They had five sons and four daughters, but 2 daughters, Agnes and Mary Patterson, died of diphtheria in 1888. The surviving children were Archie, Caleb William (Bill), Joseph, Christopher, Franklin, Janetta Hannum and Maud. Janetta married Charles Mashon Ochtomann (later changed to Octoman) in 1903 and they had four sons. She was very active in public life, becoming the first female Justice of Peace in Lipson and being honoured with an MBE in 1954 for her work with the CWA. Archie became a blacksmith and coach builder before moving to Adelaide where he owned a service station. Christopher became a police officer before taking up farming near Penola. Bill started the first fruit shop in Tumby Bay in 1918 which was later managed by his son, Verdun, and then by his wife, Anzac, and his mother when both men had died. The shop closed in 1958.
Caleb was one of the first settlers to take up agriculture in the Hundred of Hutchinson which were offered for sale in 1868 at one pound per acre. In 1903 he introduced the use of super phosphate with good results. In 1912 he kept a small herd of cows from which he sold milk to customers in Tumby bay including the old hospital, two hotels, a boarding house and his son Bill's fruit shop..
Caleb was very involved in local affairs and was one of the founders the first government school at Tumby Bay in 1905 and was one of the first officers of the Tumby Bay Lipson Branch of the British and Foreign Bible Society when it opened on 29th May 1908. He also laid the foundation stone of the first stone public hall in Tumby Bay on 24th February 1906.
Caleb died at the age of 71 near Lipson on 11th July 1921 and is buried at the Lipson Cemetery. Jessie moved to Adelaide after his death and remained there until she died in 1930s.
Grave of Caleb Provis, Lipson Cemetery, SA
Hannum originates from the name of Hanham, a hamlet in the parish of Britton in the county of Gloucester, five miles from Bristol and official records from 1273 mention Thomas de Hanam of the County of Somerset who may have been an ancestor of Janetta Hannum as Somerset borders Wiltshire near Foxham.
Most of my information about the Provis Family is from the following book: Curtis, Pat Provis family history Port Lincoln : P. Curtis, 1984 (Out of print). Available at the State Library of South Australia and the Flinders University Library.
Personal items of Janetta Provis
Cover of book dated 1826 belonging to Janetta Provis
Hand written notes by Janetta Provis inside book from 1826
Photos of Poonindie Mission and possibly Janetta Provis from a family photo album

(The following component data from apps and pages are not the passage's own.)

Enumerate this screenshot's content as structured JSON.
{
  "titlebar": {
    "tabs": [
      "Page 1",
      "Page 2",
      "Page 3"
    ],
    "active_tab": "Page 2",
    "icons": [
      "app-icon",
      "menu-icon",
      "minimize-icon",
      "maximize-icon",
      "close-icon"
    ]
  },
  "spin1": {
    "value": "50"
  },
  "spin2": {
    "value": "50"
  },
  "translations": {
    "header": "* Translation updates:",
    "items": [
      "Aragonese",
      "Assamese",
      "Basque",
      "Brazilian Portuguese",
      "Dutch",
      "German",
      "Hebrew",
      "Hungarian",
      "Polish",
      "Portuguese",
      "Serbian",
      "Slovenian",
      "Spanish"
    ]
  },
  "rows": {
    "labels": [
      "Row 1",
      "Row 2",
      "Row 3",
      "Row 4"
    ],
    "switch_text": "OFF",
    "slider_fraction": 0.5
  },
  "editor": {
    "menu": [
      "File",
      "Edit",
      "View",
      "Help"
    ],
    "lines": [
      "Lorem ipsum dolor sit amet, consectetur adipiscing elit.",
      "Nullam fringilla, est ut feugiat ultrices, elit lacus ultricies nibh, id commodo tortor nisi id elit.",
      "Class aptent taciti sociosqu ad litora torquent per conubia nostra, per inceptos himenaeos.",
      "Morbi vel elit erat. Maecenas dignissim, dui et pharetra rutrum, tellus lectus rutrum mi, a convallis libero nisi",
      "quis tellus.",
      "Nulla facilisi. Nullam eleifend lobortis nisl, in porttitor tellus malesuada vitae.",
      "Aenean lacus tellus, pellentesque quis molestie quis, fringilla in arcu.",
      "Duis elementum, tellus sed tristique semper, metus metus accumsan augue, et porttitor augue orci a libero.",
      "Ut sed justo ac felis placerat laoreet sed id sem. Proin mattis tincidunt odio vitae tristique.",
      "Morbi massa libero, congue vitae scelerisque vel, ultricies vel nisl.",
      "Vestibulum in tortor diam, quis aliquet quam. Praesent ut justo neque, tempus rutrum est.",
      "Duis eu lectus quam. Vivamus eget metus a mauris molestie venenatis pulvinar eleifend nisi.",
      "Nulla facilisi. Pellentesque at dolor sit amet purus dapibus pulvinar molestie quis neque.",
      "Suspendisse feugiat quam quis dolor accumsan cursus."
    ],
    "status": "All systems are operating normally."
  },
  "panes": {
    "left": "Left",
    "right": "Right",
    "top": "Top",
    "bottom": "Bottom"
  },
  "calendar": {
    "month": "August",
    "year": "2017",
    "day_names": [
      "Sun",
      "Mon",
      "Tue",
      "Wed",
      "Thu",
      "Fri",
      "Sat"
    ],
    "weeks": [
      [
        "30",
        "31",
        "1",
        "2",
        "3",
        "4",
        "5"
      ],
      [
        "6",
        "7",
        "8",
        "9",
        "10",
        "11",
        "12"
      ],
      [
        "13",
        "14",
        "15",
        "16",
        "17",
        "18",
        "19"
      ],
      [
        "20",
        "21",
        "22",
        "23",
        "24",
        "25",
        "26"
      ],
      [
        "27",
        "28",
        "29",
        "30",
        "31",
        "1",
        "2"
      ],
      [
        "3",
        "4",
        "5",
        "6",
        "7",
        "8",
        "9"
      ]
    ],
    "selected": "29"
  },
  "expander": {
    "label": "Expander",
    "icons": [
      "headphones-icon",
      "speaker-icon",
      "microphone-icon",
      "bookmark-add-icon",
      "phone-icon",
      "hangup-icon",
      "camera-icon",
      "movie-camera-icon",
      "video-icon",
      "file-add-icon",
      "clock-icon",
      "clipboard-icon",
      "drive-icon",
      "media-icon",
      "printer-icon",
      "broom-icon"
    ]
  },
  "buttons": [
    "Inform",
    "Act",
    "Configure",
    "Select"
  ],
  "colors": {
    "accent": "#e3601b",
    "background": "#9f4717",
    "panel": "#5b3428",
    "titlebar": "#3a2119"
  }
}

Click here to see Provis Family Wiltshire GallerySources of information include : Curtis, Pat Provis family history 1854-1984, [Port Lincoln, S. Aust. : P. Curtis], 1984. Ancestry.com , Geneaology SA databases, Trove website, Findmypast.com